I'm not so sure about this.
In some cases, removing it could be good.
In other cases, removing it could be somewhere between bad and very bad.
Consider titles like:
All of these are highly specific to the language, yet none of them actually tell you which language they're actually about based on the title alone. ArrayLists, dictionaries and null exist in multiple languages - whether or not people know this, they may be a bit more hesitant to click on such links, and instead just go for the link which has a big "this is about the language you're working in" indicator right there in the title (although maybe it's worth testing this assumption, if this hasn't been done already).
Now of course this isn't a perfect system, especially in the case of less popular tags, where something like list could end up being the primary tag, instead of the language. But removing the tag only indirectly fixes this problem, where a more fundamental change to the tag system might be a better fix.
Also, I'm no SEO specialist, but I'm pretty sure title is still a significant contributor to ranking (even if we ignore the whole people-not-clicking-on-the-link problem mentioned above) - if we drop what's arguably the most important term in a lot of cases from the title, that'll presumably push Stack Overflow further down in the results (at least in cases where it only outranks another result by a narrow margin).
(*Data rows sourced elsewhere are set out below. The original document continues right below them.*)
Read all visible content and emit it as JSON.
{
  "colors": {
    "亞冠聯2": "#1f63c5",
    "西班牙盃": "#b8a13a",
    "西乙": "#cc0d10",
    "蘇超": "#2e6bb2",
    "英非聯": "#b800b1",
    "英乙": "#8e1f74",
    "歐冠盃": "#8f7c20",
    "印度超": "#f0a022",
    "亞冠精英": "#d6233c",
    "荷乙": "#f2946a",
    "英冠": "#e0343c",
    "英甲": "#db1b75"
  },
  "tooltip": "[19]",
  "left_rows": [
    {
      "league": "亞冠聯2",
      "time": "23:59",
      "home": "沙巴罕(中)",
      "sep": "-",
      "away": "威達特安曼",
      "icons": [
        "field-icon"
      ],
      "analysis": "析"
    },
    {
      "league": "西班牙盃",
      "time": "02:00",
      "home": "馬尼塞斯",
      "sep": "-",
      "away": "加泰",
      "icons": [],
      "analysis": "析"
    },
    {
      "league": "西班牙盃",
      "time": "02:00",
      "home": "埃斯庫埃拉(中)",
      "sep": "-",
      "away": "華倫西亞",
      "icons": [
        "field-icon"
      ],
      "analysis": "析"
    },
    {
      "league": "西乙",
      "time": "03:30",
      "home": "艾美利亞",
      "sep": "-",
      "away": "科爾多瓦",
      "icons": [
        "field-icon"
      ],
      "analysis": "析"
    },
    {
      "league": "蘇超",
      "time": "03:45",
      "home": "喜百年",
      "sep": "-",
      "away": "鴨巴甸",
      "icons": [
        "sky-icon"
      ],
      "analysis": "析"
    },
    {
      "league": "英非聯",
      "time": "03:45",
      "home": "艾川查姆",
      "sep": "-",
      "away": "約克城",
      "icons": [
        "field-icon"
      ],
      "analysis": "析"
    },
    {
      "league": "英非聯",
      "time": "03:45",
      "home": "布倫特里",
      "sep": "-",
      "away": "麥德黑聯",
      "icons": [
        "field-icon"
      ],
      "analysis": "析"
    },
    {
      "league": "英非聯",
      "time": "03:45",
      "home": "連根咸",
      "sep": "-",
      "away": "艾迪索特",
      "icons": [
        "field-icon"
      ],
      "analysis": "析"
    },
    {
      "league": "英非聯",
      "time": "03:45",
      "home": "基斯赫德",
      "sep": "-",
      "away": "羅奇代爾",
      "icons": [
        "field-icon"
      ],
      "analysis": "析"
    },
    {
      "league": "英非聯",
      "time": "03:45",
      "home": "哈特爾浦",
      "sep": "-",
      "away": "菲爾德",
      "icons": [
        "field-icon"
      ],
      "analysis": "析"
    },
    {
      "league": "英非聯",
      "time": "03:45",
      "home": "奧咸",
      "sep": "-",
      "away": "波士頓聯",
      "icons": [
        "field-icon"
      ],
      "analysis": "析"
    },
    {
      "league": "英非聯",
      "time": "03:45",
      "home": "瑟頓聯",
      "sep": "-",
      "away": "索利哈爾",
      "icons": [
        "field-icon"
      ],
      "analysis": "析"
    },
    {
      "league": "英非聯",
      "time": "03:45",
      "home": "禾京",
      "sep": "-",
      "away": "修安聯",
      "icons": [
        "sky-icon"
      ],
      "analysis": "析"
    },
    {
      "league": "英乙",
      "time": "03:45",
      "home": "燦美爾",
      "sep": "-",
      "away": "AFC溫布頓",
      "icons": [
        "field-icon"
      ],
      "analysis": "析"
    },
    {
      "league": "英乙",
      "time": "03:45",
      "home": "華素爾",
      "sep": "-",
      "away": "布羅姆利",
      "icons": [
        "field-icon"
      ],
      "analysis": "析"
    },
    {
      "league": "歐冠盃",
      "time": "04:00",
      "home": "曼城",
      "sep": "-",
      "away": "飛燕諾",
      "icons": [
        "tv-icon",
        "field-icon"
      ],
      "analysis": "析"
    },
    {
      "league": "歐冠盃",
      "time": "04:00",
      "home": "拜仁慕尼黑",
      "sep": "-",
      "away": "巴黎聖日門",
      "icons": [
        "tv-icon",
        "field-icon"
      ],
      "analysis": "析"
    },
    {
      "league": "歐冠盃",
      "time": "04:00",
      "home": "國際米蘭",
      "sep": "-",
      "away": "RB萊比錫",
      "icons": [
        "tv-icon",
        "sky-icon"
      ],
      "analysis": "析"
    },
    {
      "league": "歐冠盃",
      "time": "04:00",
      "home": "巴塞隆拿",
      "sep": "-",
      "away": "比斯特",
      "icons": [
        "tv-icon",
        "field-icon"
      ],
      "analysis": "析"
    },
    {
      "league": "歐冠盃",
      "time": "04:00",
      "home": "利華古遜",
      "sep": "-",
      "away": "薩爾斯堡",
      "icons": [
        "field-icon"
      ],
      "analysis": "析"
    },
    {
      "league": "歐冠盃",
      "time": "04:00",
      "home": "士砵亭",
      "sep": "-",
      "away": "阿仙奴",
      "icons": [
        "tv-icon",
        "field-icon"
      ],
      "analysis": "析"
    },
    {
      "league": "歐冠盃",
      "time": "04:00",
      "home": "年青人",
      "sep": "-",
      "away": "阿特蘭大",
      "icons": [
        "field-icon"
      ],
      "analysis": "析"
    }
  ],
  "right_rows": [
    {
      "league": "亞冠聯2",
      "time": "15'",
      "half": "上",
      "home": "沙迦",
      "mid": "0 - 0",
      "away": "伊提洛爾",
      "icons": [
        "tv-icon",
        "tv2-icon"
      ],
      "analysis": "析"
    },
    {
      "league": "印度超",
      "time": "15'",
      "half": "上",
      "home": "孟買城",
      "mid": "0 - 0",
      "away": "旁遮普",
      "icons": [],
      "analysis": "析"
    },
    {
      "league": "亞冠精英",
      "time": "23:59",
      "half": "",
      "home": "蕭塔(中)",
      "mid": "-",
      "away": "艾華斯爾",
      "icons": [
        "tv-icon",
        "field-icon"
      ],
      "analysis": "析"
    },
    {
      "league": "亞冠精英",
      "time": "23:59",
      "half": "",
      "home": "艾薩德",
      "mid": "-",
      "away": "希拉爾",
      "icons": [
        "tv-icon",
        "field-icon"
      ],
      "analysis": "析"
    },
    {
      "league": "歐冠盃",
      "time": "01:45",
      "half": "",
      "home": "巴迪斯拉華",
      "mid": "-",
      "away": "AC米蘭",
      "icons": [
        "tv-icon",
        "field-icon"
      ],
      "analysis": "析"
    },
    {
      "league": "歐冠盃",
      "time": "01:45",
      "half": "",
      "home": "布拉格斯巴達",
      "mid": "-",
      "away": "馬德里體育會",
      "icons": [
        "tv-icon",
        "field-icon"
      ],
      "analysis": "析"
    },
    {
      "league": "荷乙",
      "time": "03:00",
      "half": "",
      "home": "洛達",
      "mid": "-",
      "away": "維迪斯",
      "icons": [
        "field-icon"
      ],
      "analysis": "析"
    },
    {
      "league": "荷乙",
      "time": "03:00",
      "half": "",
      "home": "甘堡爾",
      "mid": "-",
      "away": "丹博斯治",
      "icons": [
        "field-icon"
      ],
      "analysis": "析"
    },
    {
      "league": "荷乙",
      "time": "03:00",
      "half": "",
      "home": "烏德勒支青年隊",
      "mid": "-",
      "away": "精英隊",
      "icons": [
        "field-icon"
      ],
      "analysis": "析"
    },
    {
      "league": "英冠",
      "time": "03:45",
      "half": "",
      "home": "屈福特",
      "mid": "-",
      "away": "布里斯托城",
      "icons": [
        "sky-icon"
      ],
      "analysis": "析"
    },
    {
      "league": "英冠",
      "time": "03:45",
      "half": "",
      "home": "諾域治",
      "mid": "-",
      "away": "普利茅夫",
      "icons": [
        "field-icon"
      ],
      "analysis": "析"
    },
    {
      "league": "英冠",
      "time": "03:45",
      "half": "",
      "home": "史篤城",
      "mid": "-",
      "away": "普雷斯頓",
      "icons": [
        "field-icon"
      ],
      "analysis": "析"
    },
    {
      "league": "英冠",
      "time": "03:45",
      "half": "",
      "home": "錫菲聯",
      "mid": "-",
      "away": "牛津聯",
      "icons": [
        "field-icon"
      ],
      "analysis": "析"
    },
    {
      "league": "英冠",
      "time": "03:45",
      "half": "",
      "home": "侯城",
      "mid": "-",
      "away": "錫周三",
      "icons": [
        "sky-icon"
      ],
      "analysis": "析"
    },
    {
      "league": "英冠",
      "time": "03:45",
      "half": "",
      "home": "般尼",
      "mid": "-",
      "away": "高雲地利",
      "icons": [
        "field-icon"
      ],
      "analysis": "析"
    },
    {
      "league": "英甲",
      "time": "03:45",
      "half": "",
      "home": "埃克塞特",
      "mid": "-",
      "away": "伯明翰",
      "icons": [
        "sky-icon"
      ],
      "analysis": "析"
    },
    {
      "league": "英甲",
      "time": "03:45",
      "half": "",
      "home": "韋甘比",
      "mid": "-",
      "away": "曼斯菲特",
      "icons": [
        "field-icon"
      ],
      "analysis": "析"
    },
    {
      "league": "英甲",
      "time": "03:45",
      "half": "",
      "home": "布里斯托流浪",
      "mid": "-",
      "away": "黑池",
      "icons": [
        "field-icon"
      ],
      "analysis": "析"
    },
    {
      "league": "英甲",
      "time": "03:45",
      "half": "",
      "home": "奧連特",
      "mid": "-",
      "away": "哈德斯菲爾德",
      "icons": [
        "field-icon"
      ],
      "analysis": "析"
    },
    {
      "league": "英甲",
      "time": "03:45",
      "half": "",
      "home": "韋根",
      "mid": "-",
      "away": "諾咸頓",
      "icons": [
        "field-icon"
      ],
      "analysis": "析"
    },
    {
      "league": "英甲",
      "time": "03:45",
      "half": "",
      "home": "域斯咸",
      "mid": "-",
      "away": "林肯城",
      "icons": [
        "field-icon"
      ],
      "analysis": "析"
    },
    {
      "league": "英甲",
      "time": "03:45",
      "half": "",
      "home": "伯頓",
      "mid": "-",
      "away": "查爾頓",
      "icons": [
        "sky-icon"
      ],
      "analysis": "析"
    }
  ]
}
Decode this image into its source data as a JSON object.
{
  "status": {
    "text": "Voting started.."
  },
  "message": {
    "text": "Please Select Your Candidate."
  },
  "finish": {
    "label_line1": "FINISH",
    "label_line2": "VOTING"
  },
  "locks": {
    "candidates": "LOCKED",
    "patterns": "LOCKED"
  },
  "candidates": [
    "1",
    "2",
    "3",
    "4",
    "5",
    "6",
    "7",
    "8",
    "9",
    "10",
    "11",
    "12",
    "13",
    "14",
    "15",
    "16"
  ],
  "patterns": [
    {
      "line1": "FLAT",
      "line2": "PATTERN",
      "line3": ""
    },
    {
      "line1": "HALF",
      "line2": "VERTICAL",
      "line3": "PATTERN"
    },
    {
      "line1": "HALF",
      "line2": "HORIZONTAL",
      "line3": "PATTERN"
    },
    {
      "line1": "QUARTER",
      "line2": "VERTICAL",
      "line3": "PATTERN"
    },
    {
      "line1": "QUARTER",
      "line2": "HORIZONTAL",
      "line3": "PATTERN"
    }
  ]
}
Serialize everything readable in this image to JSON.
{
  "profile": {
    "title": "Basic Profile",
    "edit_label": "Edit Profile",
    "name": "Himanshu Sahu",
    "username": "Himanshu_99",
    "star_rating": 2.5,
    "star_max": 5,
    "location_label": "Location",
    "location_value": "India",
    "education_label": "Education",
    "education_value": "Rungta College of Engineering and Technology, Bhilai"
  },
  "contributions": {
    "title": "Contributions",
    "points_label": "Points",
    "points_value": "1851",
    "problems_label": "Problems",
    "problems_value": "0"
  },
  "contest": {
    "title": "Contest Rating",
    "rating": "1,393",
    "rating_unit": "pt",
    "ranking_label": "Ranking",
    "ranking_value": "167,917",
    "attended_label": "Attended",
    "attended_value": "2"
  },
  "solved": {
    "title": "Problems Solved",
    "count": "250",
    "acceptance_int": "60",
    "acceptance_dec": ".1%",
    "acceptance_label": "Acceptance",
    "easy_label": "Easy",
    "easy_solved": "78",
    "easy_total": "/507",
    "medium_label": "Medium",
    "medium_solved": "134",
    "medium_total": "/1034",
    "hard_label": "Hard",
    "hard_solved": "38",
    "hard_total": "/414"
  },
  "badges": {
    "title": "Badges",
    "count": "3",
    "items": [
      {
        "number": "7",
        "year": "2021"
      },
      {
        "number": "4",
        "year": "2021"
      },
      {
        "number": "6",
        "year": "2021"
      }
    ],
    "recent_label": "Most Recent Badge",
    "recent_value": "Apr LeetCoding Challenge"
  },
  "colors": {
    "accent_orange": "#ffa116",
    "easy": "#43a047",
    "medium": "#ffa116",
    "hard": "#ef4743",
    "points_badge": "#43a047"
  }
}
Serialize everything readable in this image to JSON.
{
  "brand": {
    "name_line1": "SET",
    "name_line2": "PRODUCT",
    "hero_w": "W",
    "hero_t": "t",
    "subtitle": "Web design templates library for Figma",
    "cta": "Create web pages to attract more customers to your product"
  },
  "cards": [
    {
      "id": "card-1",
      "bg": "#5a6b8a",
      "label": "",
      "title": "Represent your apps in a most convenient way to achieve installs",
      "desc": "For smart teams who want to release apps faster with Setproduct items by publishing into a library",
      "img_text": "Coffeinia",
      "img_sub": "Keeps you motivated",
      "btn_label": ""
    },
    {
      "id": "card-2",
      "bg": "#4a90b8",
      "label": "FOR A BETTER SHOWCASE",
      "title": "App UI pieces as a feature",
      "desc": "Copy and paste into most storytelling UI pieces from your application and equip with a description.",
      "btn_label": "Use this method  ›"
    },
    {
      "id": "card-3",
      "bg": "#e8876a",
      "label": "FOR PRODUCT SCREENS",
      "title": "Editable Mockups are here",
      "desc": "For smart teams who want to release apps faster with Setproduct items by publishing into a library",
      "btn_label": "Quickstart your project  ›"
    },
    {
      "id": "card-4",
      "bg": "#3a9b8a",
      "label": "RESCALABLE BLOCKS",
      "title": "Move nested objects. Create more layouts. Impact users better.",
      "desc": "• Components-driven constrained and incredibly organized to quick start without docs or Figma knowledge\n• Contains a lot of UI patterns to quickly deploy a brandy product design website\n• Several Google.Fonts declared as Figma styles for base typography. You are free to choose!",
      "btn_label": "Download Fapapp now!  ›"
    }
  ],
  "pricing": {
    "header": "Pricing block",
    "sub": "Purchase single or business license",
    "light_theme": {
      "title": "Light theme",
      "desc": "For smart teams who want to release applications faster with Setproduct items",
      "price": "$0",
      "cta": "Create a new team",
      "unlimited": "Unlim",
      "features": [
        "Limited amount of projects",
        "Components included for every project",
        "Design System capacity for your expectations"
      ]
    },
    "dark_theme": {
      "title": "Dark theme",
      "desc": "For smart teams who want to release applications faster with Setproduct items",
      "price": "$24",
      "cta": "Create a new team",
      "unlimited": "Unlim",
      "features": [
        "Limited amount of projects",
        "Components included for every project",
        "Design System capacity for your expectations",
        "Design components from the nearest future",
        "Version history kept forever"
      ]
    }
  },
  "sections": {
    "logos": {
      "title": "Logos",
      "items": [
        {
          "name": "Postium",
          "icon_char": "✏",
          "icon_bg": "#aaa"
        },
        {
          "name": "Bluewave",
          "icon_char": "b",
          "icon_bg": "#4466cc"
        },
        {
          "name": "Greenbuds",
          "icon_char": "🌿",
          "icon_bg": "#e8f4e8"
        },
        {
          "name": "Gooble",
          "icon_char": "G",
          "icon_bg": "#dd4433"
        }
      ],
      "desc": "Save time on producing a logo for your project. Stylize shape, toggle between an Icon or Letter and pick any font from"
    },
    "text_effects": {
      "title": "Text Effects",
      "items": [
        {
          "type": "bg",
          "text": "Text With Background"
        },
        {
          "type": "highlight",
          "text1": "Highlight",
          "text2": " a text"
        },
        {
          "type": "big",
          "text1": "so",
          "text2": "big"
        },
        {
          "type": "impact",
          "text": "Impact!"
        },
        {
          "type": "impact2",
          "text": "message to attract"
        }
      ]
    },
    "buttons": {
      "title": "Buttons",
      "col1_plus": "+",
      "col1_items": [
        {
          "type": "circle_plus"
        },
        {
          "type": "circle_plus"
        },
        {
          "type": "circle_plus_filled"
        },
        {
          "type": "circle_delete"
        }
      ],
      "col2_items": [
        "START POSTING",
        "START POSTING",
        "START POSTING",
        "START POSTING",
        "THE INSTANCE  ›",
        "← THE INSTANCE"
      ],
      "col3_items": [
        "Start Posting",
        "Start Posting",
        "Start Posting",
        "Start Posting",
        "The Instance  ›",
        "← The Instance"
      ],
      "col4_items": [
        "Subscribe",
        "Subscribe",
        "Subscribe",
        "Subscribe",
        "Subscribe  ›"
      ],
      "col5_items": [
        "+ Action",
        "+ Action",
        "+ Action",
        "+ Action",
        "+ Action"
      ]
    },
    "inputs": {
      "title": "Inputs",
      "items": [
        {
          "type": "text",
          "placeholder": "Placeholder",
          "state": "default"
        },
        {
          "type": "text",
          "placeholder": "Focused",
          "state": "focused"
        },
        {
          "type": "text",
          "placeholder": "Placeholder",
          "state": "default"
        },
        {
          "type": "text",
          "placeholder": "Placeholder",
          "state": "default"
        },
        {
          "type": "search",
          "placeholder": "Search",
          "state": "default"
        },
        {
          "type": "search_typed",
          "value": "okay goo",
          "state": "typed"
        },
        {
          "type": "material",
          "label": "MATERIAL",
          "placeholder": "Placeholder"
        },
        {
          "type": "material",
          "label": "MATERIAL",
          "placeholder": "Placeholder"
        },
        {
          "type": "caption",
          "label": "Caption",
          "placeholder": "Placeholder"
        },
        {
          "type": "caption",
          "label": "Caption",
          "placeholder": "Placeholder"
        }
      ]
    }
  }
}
For your specific example, I agree that the tag shouldn't be there, but this is a bit of a special case.
Should we be including the second tag when the first tag appears in the title? Do we include the third one if both of the first two appear? Those are questions worth investigating.
<title>element when rendering the HTML page.
it to "How do I declare arrays in C?". For many existing questions.